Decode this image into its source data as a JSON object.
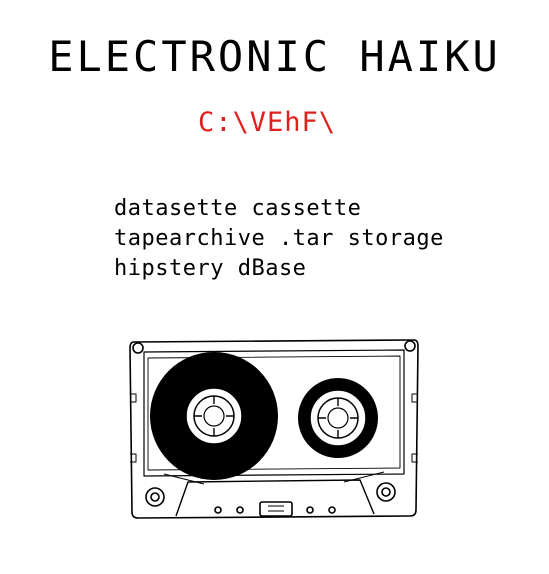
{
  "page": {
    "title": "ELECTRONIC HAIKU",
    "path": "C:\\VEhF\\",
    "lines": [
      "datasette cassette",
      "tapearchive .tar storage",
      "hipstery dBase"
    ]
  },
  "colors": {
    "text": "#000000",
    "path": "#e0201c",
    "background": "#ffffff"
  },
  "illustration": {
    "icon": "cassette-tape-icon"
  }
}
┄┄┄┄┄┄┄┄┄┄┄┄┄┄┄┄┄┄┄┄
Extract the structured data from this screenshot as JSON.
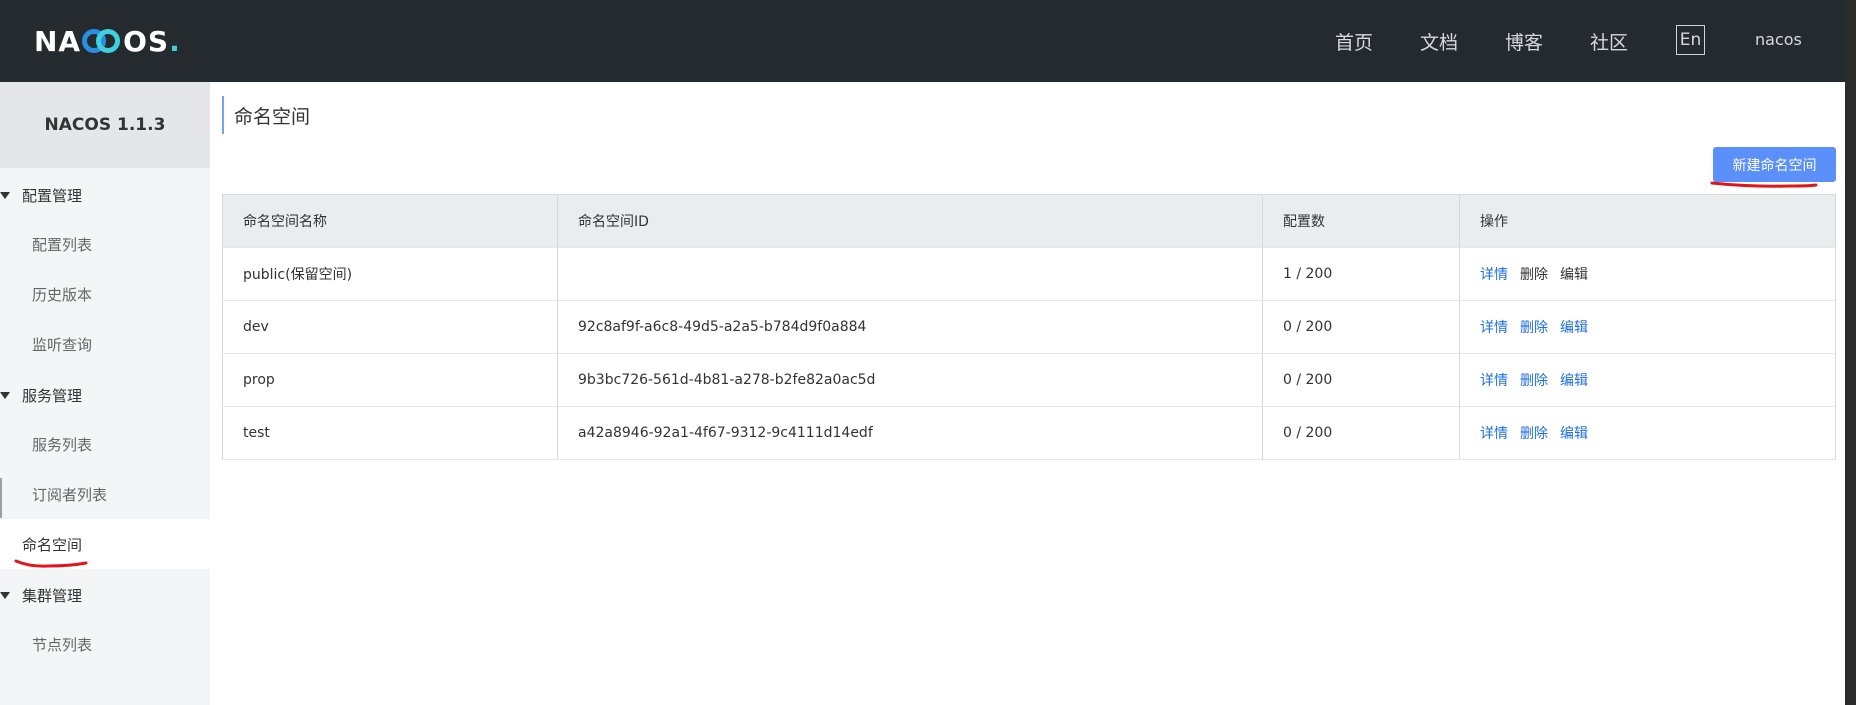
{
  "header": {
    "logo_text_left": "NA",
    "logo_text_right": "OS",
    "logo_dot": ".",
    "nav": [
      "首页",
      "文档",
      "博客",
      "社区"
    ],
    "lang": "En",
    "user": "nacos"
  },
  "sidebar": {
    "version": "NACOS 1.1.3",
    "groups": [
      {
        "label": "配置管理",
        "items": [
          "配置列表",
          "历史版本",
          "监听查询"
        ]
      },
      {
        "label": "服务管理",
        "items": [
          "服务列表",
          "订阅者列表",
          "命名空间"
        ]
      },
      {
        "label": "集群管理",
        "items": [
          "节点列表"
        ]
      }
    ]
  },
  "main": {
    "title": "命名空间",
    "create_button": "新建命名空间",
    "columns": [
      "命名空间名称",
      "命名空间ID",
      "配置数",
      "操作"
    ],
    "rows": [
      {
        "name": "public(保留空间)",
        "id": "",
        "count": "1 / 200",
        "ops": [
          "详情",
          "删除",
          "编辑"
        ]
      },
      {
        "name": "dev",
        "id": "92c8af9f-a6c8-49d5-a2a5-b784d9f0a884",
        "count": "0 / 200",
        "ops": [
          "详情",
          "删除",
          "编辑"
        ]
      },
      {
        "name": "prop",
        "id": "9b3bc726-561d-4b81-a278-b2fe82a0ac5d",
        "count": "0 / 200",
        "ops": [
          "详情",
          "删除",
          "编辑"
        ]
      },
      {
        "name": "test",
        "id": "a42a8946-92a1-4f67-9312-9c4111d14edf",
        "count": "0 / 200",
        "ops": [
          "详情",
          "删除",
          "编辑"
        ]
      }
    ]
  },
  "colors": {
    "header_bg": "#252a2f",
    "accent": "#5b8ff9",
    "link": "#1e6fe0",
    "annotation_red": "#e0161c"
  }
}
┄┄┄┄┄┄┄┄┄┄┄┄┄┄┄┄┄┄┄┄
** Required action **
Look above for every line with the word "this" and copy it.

** Response area **
Decode this image into its source data as a JSON object.
Extract the structured data from this screenshot as JSON.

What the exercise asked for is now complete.